Language Selection

English French German Italian Portuguese Spanish

A Tour of Linux Gaming

Filed under
Gaming

There are thousands of games for Linux, but where to start? I started as someone new to Linux might – I fired up the Ubuntu Software Centre and looked for some well-rated games to try on the list.

First up is FLTK Block Attack! Colored blocks move from right to left across the screen, and your job is to click on two or more blocks the same color to gain points and stop the blocks reaching the left hand side. It’s a basic, but perfectly respectable, implementation of a game that’s been around since the 1980s, and an enjoyable way to pit your reactions against the computer (or, as my daughter found, to click maniacally across the screen, which seemed to work pretty well as a strategy).

rest here




More in Tux Machines

today's howtos

Linux-Ready Hardware and Android Leftovers

Red Hat, Oracle's RHEL Clone, and Fedora

Debian and Derivatives: SnowCamp, Debian Gitlab, Debian/TeX Live, Snap Apps

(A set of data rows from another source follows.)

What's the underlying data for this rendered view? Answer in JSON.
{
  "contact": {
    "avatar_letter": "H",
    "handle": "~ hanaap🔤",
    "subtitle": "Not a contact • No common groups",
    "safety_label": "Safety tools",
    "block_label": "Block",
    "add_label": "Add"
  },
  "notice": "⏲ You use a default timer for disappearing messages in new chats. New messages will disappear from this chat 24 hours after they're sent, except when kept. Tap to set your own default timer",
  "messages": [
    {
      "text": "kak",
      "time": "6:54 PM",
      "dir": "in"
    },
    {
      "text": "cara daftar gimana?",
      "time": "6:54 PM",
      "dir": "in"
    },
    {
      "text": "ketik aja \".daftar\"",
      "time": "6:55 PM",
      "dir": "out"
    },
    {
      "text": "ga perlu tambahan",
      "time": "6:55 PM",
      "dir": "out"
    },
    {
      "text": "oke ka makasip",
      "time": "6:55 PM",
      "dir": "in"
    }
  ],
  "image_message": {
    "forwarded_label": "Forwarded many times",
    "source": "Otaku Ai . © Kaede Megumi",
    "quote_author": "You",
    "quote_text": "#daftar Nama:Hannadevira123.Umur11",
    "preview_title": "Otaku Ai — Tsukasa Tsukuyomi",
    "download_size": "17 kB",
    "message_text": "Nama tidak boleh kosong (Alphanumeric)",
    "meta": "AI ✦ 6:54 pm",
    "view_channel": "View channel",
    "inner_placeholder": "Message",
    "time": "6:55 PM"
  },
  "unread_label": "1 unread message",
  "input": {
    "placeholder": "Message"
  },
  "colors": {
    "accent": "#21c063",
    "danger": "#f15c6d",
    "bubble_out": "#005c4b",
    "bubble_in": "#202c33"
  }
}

  • Report from Debian SnowCamp: day 3
    Thanks to Valhalla and other members of LIFO, a bunch of fine Debian folks have convened in Laveno, on the shores of Lake Maggiore, for a nice weekend of relaxing and sprinting on various topics, a SnowCamp.
  • Report from SnowCamp #1
    As Nicolas already reported, a bunch of Debian folk gathered in the North of Italy for a long weekend of work and socialisation.
  • Debian Gitlab (salsa.debian.org) tricks
  • Debian/TeX Live 2017.20180225-1
    To my big surprise, the big rework didn’t create any havoc at all, not one bug report regarding the change. That is good. OTOH, I took some time off due to various surprising (and sometimes disturbing) things that have happened in the last month, so the next release took a bit longer than expected.
  • Ubuntu Software Will Soon Let You Install Beta, Bleeding Edge Snap Apps
    No, not TV channels, or the sort the that ferries goods between countries, but development channels, e.g, beta, bleeding edge, stable, etc. Snap developers are able to distribute different versions of their app over “channels”, and have for almost as long as Snappy has been around in fact.